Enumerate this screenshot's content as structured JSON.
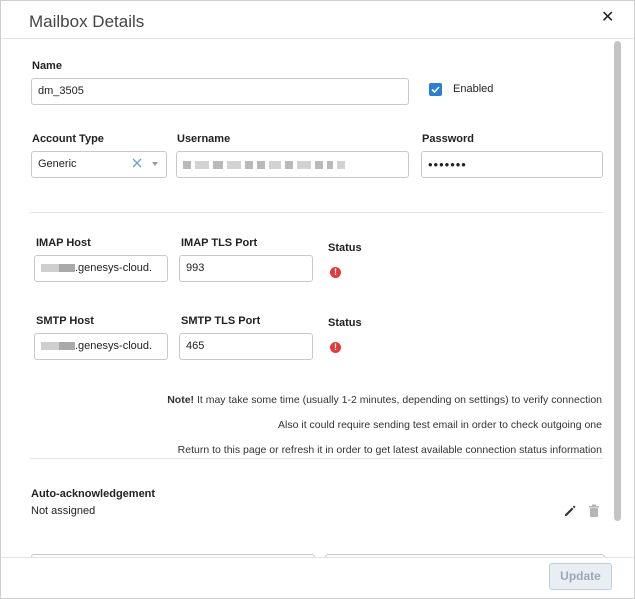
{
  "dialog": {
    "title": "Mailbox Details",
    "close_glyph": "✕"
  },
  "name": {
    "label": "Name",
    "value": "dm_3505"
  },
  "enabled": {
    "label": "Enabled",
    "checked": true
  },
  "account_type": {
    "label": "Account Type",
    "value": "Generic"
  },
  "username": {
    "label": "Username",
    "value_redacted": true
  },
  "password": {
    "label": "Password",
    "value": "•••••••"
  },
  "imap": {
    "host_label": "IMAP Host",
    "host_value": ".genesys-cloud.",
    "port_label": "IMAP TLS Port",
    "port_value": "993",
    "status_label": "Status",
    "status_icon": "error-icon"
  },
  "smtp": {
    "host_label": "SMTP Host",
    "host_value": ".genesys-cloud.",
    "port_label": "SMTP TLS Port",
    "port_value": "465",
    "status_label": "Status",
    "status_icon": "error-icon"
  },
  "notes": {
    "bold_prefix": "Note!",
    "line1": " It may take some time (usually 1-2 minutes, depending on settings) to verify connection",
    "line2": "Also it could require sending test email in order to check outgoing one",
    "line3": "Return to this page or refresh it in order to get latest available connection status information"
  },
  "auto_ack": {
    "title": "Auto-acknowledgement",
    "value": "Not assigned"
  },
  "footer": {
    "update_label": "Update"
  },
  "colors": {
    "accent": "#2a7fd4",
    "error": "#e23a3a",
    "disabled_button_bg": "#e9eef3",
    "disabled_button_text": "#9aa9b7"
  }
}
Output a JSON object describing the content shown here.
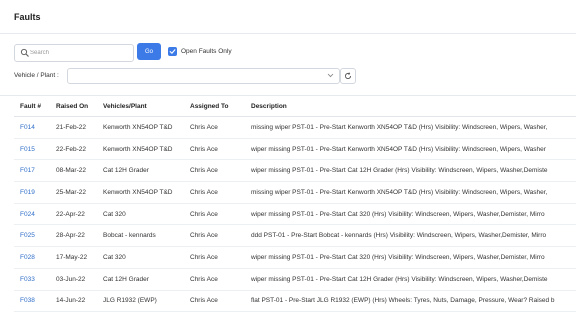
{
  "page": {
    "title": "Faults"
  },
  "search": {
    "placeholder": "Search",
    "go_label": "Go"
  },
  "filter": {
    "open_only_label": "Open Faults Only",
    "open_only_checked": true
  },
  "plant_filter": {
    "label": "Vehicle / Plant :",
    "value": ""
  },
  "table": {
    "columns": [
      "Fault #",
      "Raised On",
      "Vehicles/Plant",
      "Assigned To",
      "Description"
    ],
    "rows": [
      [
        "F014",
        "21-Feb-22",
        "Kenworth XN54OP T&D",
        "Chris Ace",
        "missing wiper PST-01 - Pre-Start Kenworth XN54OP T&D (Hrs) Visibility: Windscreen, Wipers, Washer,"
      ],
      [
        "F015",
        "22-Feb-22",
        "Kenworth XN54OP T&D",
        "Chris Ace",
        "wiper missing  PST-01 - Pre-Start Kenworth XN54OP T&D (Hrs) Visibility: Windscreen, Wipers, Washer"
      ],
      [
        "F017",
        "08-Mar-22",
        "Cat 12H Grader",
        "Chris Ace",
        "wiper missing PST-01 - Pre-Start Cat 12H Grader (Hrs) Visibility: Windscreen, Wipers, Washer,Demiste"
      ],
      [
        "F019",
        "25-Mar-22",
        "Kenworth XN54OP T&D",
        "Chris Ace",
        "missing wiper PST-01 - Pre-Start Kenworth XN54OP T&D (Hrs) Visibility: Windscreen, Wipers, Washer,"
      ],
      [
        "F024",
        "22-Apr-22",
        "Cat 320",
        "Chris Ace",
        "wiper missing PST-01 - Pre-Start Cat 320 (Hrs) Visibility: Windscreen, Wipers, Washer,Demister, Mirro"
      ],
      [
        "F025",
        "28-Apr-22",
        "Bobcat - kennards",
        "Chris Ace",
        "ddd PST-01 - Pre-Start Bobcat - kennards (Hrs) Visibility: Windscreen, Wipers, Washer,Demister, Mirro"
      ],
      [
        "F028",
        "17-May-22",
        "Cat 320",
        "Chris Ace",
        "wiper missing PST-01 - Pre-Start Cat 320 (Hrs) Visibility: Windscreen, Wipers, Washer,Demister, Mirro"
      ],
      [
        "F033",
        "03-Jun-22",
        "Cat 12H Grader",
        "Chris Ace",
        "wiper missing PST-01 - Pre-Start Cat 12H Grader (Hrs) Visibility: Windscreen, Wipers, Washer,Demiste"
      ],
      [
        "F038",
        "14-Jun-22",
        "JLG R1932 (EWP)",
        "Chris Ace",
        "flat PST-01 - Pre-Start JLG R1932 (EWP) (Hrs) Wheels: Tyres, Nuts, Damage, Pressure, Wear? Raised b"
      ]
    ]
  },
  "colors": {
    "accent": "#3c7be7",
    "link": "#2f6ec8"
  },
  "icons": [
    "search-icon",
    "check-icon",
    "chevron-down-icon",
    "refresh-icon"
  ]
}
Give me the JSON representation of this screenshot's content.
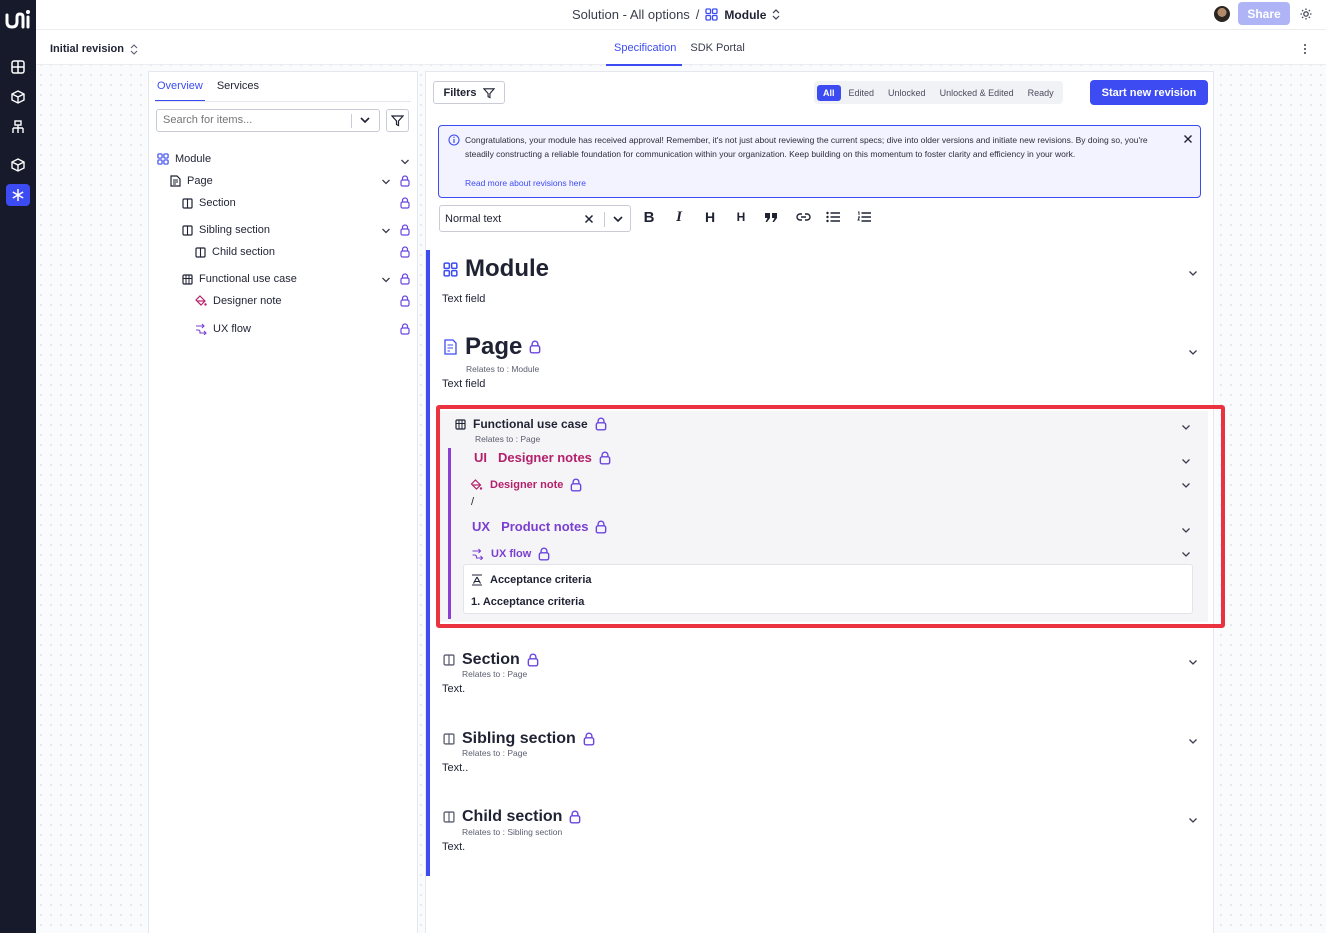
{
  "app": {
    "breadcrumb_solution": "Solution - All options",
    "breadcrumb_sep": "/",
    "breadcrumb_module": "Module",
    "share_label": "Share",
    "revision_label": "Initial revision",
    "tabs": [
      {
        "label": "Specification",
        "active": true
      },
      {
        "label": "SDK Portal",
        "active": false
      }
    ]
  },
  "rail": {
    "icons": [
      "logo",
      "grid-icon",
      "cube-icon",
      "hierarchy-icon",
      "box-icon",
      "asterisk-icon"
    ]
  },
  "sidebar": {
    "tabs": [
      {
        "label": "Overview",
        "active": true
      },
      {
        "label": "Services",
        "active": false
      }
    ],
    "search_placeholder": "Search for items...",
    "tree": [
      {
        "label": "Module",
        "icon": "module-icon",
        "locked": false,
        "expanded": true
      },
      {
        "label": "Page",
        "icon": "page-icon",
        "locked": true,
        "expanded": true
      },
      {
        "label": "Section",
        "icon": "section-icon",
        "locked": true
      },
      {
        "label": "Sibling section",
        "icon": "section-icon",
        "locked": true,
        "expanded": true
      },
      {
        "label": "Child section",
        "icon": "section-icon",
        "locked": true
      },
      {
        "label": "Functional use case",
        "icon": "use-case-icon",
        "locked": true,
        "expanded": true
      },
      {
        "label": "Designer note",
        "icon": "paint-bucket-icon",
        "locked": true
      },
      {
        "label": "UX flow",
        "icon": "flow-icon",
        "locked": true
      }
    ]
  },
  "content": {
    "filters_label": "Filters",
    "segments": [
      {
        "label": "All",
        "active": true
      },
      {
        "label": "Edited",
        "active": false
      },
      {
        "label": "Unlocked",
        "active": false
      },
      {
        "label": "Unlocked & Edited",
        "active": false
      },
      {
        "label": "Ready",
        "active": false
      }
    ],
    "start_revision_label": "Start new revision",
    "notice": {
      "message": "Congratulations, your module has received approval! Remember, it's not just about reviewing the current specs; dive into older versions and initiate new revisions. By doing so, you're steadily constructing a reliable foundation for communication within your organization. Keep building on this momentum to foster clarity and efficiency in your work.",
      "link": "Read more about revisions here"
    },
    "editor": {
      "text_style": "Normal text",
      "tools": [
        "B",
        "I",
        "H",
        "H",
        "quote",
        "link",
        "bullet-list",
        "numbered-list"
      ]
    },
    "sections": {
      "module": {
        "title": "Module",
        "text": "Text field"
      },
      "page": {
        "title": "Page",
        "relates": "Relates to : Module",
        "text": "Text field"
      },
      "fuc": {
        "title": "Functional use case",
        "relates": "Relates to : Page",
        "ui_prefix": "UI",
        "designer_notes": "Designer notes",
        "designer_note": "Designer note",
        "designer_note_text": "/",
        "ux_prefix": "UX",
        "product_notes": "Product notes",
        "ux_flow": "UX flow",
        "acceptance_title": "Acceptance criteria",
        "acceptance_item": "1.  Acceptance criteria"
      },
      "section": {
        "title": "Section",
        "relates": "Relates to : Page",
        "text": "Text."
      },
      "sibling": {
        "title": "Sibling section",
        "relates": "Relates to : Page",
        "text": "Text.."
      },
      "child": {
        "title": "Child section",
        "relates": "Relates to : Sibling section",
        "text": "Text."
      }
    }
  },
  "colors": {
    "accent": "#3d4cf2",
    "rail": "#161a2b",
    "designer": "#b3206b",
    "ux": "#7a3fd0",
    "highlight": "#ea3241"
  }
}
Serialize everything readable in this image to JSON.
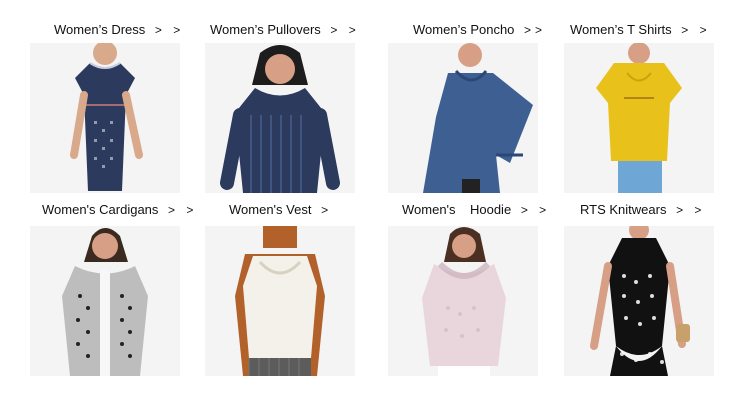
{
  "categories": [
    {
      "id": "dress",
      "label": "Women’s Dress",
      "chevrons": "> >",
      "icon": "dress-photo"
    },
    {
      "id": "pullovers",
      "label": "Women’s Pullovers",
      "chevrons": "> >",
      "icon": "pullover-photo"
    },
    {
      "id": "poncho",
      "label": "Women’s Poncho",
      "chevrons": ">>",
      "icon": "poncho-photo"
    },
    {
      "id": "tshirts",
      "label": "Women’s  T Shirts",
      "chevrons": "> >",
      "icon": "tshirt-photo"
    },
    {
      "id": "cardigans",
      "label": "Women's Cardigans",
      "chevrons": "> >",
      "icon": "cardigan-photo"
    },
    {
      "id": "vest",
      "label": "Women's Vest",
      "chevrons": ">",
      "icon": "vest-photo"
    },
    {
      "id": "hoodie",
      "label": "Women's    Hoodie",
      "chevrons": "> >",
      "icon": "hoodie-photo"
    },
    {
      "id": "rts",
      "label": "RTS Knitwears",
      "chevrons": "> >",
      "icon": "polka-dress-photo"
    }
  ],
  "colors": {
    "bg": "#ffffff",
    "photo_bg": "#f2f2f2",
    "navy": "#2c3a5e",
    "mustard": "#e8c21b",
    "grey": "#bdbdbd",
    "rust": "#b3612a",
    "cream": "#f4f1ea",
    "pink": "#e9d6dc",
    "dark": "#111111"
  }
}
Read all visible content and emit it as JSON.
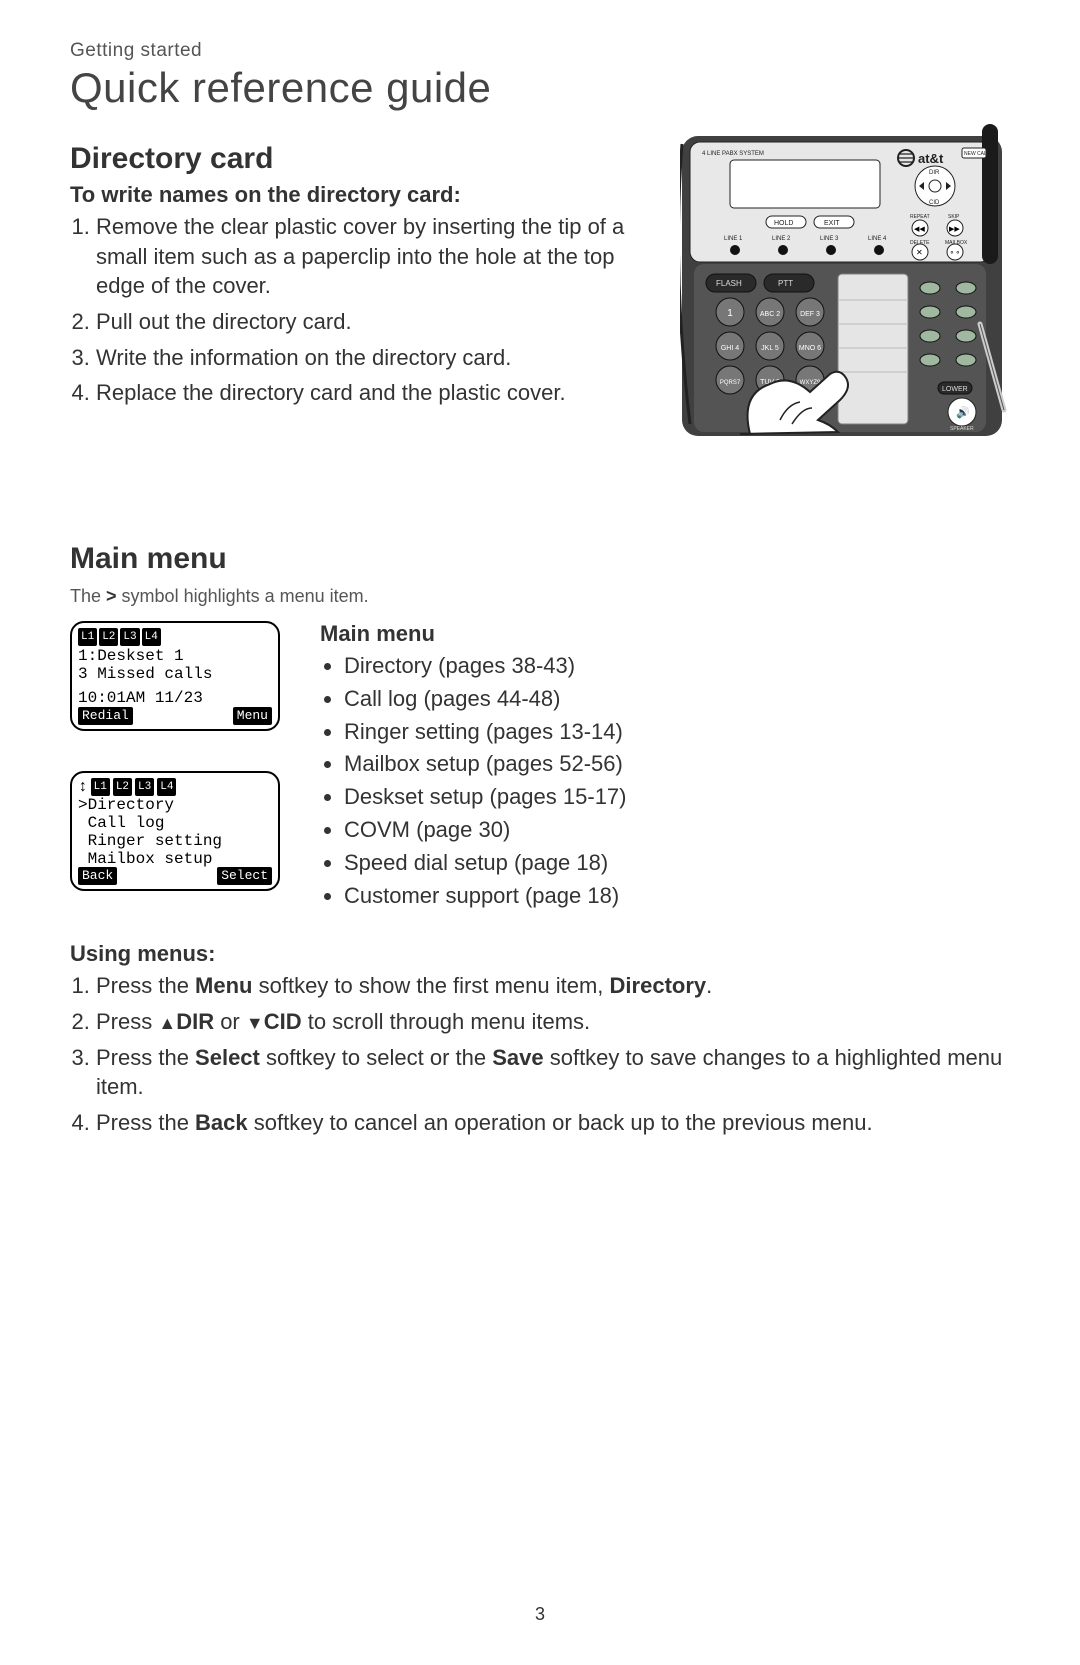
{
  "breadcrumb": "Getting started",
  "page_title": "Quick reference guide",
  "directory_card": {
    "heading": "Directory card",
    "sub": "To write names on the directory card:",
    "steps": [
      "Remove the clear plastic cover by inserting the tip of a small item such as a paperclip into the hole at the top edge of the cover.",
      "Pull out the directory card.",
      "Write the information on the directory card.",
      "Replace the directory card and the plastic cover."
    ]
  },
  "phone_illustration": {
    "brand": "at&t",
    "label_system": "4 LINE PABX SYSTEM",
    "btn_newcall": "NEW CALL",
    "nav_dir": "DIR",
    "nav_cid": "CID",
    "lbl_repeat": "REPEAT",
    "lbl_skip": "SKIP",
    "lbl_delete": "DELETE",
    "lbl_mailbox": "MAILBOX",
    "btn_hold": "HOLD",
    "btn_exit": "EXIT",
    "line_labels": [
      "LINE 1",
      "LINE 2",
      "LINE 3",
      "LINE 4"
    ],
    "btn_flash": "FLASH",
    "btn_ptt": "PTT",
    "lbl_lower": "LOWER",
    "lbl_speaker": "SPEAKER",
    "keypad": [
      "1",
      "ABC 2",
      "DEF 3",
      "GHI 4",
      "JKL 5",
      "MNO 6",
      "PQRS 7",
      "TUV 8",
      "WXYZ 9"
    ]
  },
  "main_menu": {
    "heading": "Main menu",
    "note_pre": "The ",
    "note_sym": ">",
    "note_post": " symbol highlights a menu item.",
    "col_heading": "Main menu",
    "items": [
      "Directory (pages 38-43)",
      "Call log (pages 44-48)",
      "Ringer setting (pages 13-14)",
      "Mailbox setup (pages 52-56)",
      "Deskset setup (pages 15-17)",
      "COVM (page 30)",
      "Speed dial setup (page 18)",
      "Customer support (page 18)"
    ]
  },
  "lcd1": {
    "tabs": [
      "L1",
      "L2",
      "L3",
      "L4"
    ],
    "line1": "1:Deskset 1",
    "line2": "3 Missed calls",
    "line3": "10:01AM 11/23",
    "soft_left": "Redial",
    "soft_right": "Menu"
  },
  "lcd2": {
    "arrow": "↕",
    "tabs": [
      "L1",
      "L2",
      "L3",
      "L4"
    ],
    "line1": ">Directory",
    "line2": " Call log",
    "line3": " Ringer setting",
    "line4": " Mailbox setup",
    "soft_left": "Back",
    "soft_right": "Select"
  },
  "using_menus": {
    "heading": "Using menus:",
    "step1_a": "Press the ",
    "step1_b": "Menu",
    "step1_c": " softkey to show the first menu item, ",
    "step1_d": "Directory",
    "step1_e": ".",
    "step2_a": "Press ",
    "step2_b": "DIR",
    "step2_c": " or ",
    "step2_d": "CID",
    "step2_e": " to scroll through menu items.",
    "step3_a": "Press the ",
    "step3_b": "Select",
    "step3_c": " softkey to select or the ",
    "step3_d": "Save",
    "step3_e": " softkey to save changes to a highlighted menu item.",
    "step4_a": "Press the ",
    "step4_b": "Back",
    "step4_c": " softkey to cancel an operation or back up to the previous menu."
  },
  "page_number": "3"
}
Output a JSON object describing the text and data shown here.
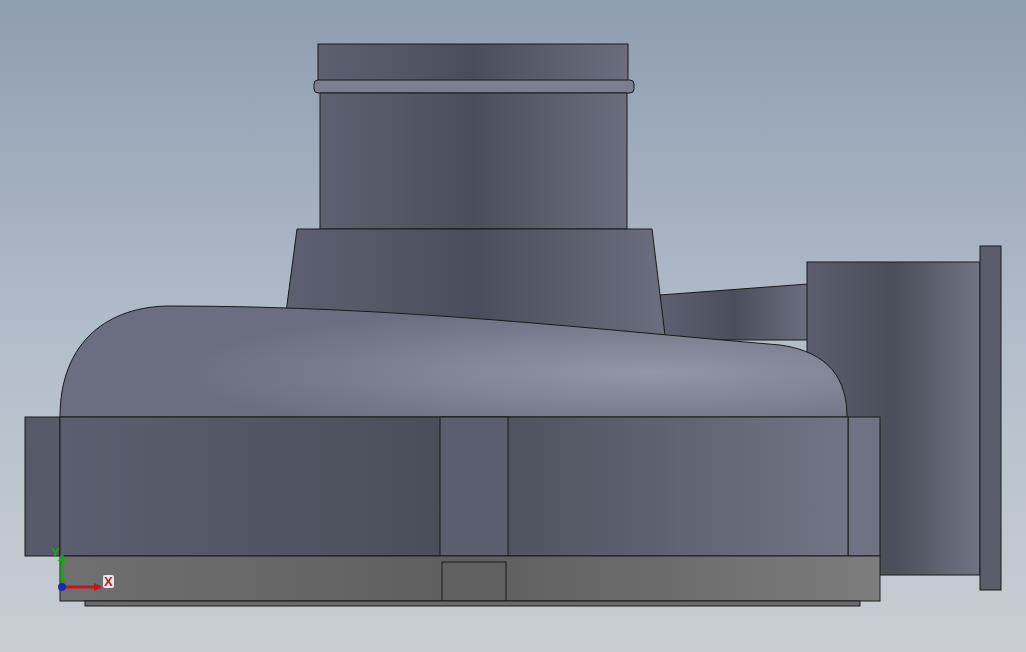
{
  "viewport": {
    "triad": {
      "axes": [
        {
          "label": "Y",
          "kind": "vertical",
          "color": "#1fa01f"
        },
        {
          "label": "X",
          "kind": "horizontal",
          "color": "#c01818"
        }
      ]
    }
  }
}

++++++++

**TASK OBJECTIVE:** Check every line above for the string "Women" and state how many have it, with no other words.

**TASK OUTPUT:** 7